Experiencing God the Father through Jesus’s broken body
Today is the Third Sunday of Lent. The Church invites us to continue our reflection on Christ’s suffering, death, and resurrection as we share in this Paschal feast. If we go back to the readings, especially the gospels from week one to week four: they are actually interconnected or geographically linked.
On the First Sunday, after His Baptism, the Spirit led Jesus into the desert. He stayed there for forty days and forty nights in prayer, fasting and was tempted by the devil. But God came to His rescue through His angels. I call this Jesus’ desert experience with God.
On the Second Sunday, Jesus brought His three disciples on the top of the mountain and Jesus there changed in appearance while praying. I call this the mountaintop experience of Jesus in His encounter with God.
Today’s gospel is the cleansing of the temple by Jesus. The temple is a place of special encounter with God. In other words, the desert, the mountain and the temple are places of special encounters with God.
The journey of Jesus started from the desert or the rural areas, then to the mountaintop now to Jerusalem.
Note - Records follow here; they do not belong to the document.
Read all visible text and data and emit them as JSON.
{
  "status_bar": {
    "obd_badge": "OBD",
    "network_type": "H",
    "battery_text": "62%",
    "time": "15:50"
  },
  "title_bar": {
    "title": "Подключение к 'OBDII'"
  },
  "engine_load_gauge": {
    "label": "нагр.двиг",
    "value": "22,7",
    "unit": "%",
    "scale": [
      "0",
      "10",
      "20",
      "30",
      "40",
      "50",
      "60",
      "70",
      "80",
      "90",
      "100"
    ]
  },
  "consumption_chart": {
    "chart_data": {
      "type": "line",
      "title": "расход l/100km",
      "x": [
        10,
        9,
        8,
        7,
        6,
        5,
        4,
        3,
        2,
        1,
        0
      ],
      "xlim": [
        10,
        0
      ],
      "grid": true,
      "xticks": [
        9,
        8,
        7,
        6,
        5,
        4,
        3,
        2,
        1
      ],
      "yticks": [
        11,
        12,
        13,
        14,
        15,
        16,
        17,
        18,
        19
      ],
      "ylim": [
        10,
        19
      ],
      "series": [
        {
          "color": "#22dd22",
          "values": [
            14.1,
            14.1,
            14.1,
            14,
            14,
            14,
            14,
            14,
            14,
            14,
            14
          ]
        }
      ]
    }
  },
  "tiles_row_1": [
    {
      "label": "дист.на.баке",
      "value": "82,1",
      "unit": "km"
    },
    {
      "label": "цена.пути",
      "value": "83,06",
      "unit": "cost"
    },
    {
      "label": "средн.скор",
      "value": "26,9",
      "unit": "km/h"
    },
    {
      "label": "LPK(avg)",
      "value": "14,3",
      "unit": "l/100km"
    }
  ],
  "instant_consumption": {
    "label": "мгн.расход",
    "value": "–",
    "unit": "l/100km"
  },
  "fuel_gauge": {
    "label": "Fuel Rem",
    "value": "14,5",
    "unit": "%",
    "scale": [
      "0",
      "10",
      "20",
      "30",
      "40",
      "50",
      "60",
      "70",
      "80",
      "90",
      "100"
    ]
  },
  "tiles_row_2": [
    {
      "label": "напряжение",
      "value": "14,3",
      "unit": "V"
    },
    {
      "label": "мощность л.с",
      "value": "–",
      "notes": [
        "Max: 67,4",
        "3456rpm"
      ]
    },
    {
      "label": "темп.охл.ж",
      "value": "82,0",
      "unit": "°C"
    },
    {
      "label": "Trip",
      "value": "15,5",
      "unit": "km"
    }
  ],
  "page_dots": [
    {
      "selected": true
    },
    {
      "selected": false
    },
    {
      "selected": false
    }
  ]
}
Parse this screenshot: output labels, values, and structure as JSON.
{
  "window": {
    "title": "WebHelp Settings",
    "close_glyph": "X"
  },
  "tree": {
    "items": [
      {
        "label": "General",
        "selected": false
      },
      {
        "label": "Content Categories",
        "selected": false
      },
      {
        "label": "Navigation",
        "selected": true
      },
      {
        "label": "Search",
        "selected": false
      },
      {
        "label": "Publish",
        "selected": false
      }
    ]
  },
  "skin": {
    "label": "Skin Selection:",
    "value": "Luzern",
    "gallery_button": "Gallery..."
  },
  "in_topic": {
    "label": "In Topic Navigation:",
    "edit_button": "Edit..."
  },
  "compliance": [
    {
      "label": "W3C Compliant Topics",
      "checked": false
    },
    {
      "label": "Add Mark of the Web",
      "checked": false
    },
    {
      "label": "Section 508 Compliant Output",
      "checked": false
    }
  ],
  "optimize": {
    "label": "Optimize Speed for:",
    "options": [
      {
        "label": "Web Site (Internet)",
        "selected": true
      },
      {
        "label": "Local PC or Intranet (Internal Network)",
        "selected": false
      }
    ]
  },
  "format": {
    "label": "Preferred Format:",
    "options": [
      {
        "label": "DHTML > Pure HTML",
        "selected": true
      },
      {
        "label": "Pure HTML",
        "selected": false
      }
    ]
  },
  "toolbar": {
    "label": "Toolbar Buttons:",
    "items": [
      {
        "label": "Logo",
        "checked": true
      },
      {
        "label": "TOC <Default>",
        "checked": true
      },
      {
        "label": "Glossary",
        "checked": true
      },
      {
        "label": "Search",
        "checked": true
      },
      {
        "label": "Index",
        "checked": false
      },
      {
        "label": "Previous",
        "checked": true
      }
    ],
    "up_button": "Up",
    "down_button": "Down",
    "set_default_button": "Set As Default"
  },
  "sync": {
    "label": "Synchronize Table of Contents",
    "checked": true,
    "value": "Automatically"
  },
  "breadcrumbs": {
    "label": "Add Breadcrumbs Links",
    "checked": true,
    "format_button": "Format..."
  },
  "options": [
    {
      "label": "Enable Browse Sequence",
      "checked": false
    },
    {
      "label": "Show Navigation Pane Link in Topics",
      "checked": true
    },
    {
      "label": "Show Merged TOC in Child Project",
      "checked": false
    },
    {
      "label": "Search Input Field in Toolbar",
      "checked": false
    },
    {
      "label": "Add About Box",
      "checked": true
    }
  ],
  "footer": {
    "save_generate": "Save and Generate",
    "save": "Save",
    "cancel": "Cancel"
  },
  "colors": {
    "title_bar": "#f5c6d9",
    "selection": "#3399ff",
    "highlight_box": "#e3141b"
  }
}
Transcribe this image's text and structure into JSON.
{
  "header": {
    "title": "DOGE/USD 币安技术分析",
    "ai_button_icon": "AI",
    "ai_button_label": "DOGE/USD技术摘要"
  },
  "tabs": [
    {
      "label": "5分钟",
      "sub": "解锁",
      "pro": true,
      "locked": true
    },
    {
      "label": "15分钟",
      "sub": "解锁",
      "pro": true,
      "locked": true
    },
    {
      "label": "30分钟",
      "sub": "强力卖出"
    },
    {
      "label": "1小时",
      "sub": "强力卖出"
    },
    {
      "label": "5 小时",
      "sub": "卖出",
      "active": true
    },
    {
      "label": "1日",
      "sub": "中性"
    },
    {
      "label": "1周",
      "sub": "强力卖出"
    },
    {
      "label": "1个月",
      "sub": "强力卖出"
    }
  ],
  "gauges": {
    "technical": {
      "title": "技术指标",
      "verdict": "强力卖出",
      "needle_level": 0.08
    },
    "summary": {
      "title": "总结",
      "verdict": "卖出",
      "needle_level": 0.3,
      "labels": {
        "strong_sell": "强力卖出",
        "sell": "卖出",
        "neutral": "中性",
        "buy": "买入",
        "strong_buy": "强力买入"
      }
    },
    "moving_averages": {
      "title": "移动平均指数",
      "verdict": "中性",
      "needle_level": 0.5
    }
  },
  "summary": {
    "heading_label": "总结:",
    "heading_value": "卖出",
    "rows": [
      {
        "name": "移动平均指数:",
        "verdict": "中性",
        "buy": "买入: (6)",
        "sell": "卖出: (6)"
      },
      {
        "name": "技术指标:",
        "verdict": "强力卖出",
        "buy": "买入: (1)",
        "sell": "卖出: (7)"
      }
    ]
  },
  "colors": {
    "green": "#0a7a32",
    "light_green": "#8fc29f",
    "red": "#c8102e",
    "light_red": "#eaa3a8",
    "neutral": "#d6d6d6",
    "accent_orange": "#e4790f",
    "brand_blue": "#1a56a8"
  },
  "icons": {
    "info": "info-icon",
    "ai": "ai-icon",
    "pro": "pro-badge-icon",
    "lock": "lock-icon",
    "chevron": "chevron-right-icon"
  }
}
Jesus is getting closer and closer to his suffering and final destination.
The questions for each one of us to reflect on: where is our faith at this Lenten journey of 2021? Are we with Jesus in the temple this weekend or are we still in the desert or are we still experiencing the mountaintop’s transfiguration?
Let us go back and explore this Sunday’s Gospel; the gospel this Sunday is divided into two parts: part one is the anger of Jesus, and part two is talking about the parallel comparison between the temple of Jerusalem and Jesus’s bodily temple – a real message of Lent.
Part one – we are not going to see the glorious face of Jesus; we are going to see His angry face. Jesus is not happy with what He sees precisely because the way the temple worship has been organized no longer reflects God’s original idea of a worshipping community. He found people selling animals and exchanging money in His Father’s house. Making a whip, Jesus drives the animals out and overturns the table of the money changers. As our modern language, we would say that Jesus lost his temper.
Somehow, we are tempted to stay with this imagery of Jesus’s anger and forget the most important message of this gospel is the second part.
Part two – of today’s gospel is our invitation to experience Jesus’s broken body for Lent this year. The invitation to value and appreciate the body of Jesus as the temple that has been broken for us. The body that we all say ‘Amen’ to when the Special Minister or the priest says ‘The body of Christ’ at communion. The body that is broken to bring us back here every weekend, to bring us together for worshipping despite our many differences. One broken body bring union, hope, comfort and reassurance of all generations.
During this Lenten season, let us remind one another again of the bodily temple of Jesus who was broken for each one of us. And inviting one another to receive the Eucharist today and fully participate into the sacrifice of Jesus during this Lenten journey.